HOUSTON, Texas — A piece of NASA history has been put on display after being home to the Brazos Valley for 11 years.
NASA’s Motion Base Simulator has paved the way in training some of the best in space exploration – especially back home at Texas A&M.
The university has been in ownership of the simulator since 2011 for space education and research, but the chairman of The Lone Star Flight Museum Scott Rozell said this training vessel may have left Aggieland, preserving this ensures its place in history.
“It’s really special to The Lone Star Flight Museum to have this simulator of the space shuttle here in Houston,” said Chairman Scott Rozell.
“It’s one of the few real artifacts from the space shuttle program that is still in Texas, and we are delighted to have it here.”
Mike Fossum, Vice President of Texas A&M University and a former astronaut said he believes this piece of NASA training equipment belongs in a room full of airplanes.
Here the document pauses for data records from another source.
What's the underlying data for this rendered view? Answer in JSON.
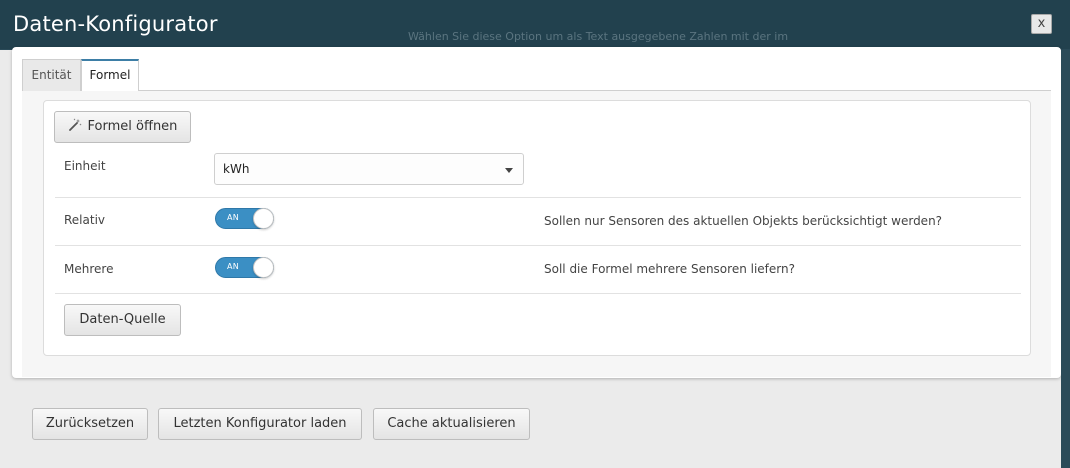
{
  "background": {
    "hint_text": "Wählen Sie diese Option um als Text ausgegebene Zahlen mit der im"
  },
  "dialog": {
    "title": "Daten-Konfigurator",
    "close_label": "x"
  },
  "tabs": [
    {
      "label": "Entität",
      "active": false
    },
    {
      "label": "Formel",
      "active": true
    }
  ],
  "formula": {
    "open_button_label": "Formel öffnen",
    "unit_label": "Einheit",
    "unit_value": "kWh",
    "relative_label": "Relativ",
    "relative_toggle": "AN",
    "relative_description": "Sollen nur Sensoren des aktuellen Objekts berücksichtigt werden?",
    "multiple_label": "Mehrere",
    "multiple_toggle": "AN",
    "multiple_description": "Soll die Formel mehrere Sensoren liefern?",
    "data_source_button_label": "Daten-Quelle"
  },
  "footer": {
    "reset_label": "Zurücksetzen",
    "load_last_label": "Letzten Konfigurator laden",
    "refresh_cache_label": "Cache aktualisieren"
  },
  "colors": {
    "titlebar": "#123442",
    "toggle_on": "#3b8fc4",
    "active_tab_accent": "#3d7ea6"
  }
}
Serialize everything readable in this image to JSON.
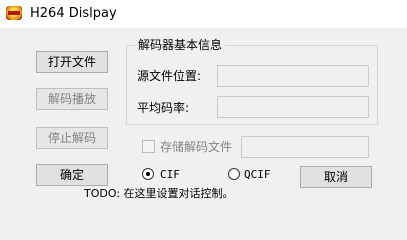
{
  "window": {
    "title": "H264 Dislpay",
    "icon": "app-icon"
  },
  "buttons": {
    "open_file": "打开文件",
    "decode_play": "解码播放",
    "stop_decode": "停止解码",
    "confirm": "确定",
    "cancel": "取消"
  },
  "decoder_info": {
    "group_title": "解码器基本信息",
    "source_position_label": "源文件位置:",
    "source_position_value": "",
    "avg_bitrate_label": "平均码率:",
    "avg_bitrate_value": ""
  },
  "store": {
    "checkbox_label": "存储解码文件",
    "checked": false,
    "path_value": ""
  },
  "format": {
    "options": [
      "CIF",
      "QCIF"
    ],
    "selected": "CIF"
  },
  "todo_text": "TODO: 在这里设置对话控制。",
  "colors": {
    "background": "#f0f0f0",
    "button_face": "#e1e1e1",
    "disabled_text": "#838383"
  }
}
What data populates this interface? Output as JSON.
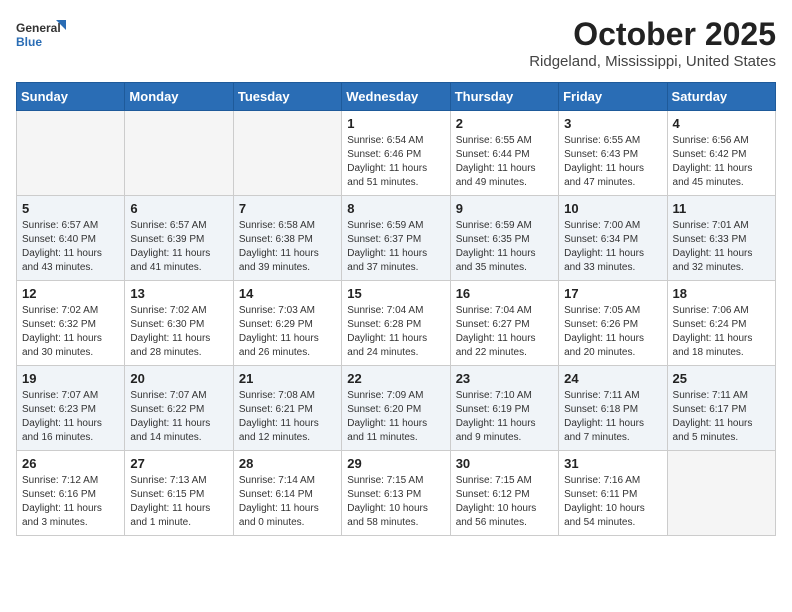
{
  "logo": {
    "line1": "General",
    "line2": "Blue"
  },
  "title": "October 2025",
  "subtitle": "Ridgeland, Mississippi, United States",
  "weekdays": [
    "Sunday",
    "Monday",
    "Tuesday",
    "Wednesday",
    "Thursday",
    "Friday",
    "Saturday"
  ],
  "weeks": [
    [
      {
        "day": "",
        "info": ""
      },
      {
        "day": "",
        "info": ""
      },
      {
        "day": "",
        "info": ""
      },
      {
        "day": "1",
        "info": "Sunrise: 6:54 AM\nSunset: 6:46 PM\nDaylight: 11 hours\nand 51 minutes."
      },
      {
        "day": "2",
        "info": "Sunrise: 6:55 AM\nSunset: 6:44 PM\nDaylight: 11 hours\nand 49 minutes."
      },
      {
        "day": "3",
        "info": "Sunrise: 6:55 AM\nSunset: 6:43 PM\nDaylight: 11 hours\nand 47 minutes."
      },
      {
        "day": "4",
        "info": "Sunrise: 6:56 AM\nSunset: 6:42 PM\nDaylight: 11 hours\nand 45 minutes."
      }
    ],
    [
      {
        "day": "5",
        "info": "Sunrise: 6:57 AM\nSunset: 6:40 PM\nDaylight: 11 hours\nand 43 minutes."
      },
      {
        "day": "6",
        "info": "Sunrise: 6:57 AM\nSunset: 6:39 PM\nDaylight: 11 hours\nand 41 minutes."
      },
      {
        "day": "7",
        "info": "Sunrise: 6:58 AM\nSunset: 6:38 PM\nDaylight: 11 hours\nand 39 minutes."
      },
      {
        "day": "8",
        "info": "Sunrise: 6:59 AM\nSunset: 6:37 PM\nDaylight: 11 hours\nand 37 minutes."
      },
      {
        "day": "9",
        "info": "Sunrise: 6:59 AM\nSunset: 6:35 PM\nDaylight: 11 hours\nand 35 minutes."
      },
      {
        "day": "10",
        "info": "Sunrise: 7:00 AM\nSunset: 6:34 PM\nDaylight: 11 hours\nand 33 minutes."
      },
      {
        "day": "11",
        "info": "Sunrise: 7:01 AM\nSunset: 6:33 PM\nDaylight: 11 hours\nand 32 minutes."
      }
    ],
    [
      {
        "day": "12",
        "info": "Sunrise: 7:02 AM\nSunset: 6:32 PM\nDaylight: 11 hours\nand 30 minutes."
      },
      {
        "day": "13",
        "info": "Sunrise: 7:02 AM\nSunset: 6:30 PM\nDaylight: 11 hours\nand 28 minutes."
      },
      {
        "day": "14",
        "info": "Sunrise: 7:03 AM\nSunset: 6:29 PM\nDaylight: 11 hours\nand 26 minutes."
      },
      {
        "day": "15",
        "info": "Sunrise: 7:04 AM\nSunset: 6:28 PM\nDaylight: 11 hours\nand 24 minutes."
      },
      {
        "day": "16",
        "info": "Sunrise: 7:04 AM\nSunset: 6:27 PM\nDaylight: 11 hours\nand 22 minutes."
      },
      {
        "day": "17",
        "info": "Sunrise: 7:05 AM\nSunset: 6:26 PM\nDaylight: 11 hours\nand 20 minutes."
      },
      {
        "day": "18",
        "info": "Sunrise: 7:06 AM\nSunset: 6:24 PM\nDaylight: 11 hours\nand 18 minutes."
      }
    ],
    [
      {
        "day": "19",
        "info": "Sunrise: 7:07 AM\nSunset: 6:23 PM\nDaylight: 11 hours\nand 16 minutes."
      },
      {
        "day": "20",
        "info": "Sunrise: 7:07 AM\nSunset: 6:22 PM\nDaylight: 11 hours\nand 14 minutes."
      },
      {
        "day": "21",
        "info": "Sunrise: 7:08 AM\nSunset: 6:21 PM\nDaylight: 11 hours\nand 12 minutes."
      },
      {
        "day": "22",
        "info": "Sunrise: 7:09 AM\nSunset: 6:20 PM\nDaylight: 11 hours\nand 11 minutes."
      },
      {
        "day": "23",
        "info": "Sunrise: 7:10 AM\nSunset: 6:19 PM\nDaylight: 11 hours\nand 9 minutes."
      },
      {
        "day": "24",
        "info": "Sunrise: 7:11 AM\nSunset: 6:18 PM\nDaylight: 11 hours\nand 7 minutes."
      },
      {
        "day": "25",
        "info": "Sunrise: 7:11 AM\nSunset: 6:17 PM\nDaylight: 11 hours\nand 5 minutes."
      }
    ],
    [
      {
        "day": "26",
        "info": "Sunrise: 7:12 AM\nSunset: 6:16 PM\nDaylight: 11 hours\nand 3 minutes."
      },
      {
        "day": "27",
        "info": "Sunrise: 7:13 AM\nSunset: 6:15 PM\nDaylight: 11 hours\nand 1 minute."
      },
      {
        "day": "28",
        "info": "Sunrise: 7:14 AM\nSunset: 6:14 PM\nDaylight: 11 hours\nand 0 minutes."
      },
      {
        "day": "29",
        "info": "Sunrise: 7:15 AM\nSunset: 6:13 PM\nDaylight: 10 hours\nand 58 minutes."
      },
      {
        "day": "30",
        "info": "Sunrise: 7:15 AM\nSunset: 6:12 PM\nDaylight: 10 hours\nand 56 minutes."
      },
      {
        "day": "31",
        "info": "Sunrise: 7:16 AM\nSunset: 6:11 PM\nDaylight: 10 hours\nand 54 minutes."
      },
      {
        "day": "",
        "info": ""
      }
    ]
  ],
  "colors": {
    "header_bg": "#2a6db5",
    "shaded_row": "#f0f4f8"
  }
}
“Without that training in here [Flight simulator] it would be impossible to fly the space shuttle itself so without this, the space shuttle would not have flown,” he said.
“It’s absolutely essential that’s why I believe it belongs in this museum of flight right here in Houston.”
In Saturday’s dedication ceremony, the simulator was recognized as it officially changed hands in ownership from Texas A&M to The Lone Star Flight Museum as part of their permanent collection.
Juan Garriga, a former training lead for NASA from 1992 to 2011, says it’s a bittersweet reunion to see this simulator and former colleagues once again.
“We were really sad to see it go when the shuttle [mission] ended [in 2011] and were also sad to see that the [flight simulator] got moved away [to College Station],” Garriga said.
“I’m really thrilled to have it here, it brings back a lot of great memories of training, comradery with other instructors, and astronauts.”
As Fossum is one of the only Texas A&M astronauts, he said he is prepared to see the next Aggie in space.
“I can’t wait for the next Aggie Astronaut to be selected,” Fossum said.
"I want the next generation of students to get excited [about space] and I know they will,
"I want their heads to be in the stars, I want them to dream about going to the moon, [and] I want them to dream about putting the first footprints on Mars because that’s what I dreamt as a youth.”
As the Base Flight Simulator has made it’s retirement in ‘Space City’, it will always be remembered by the many students and instructors that had the opportunity to work with it in Aggieland.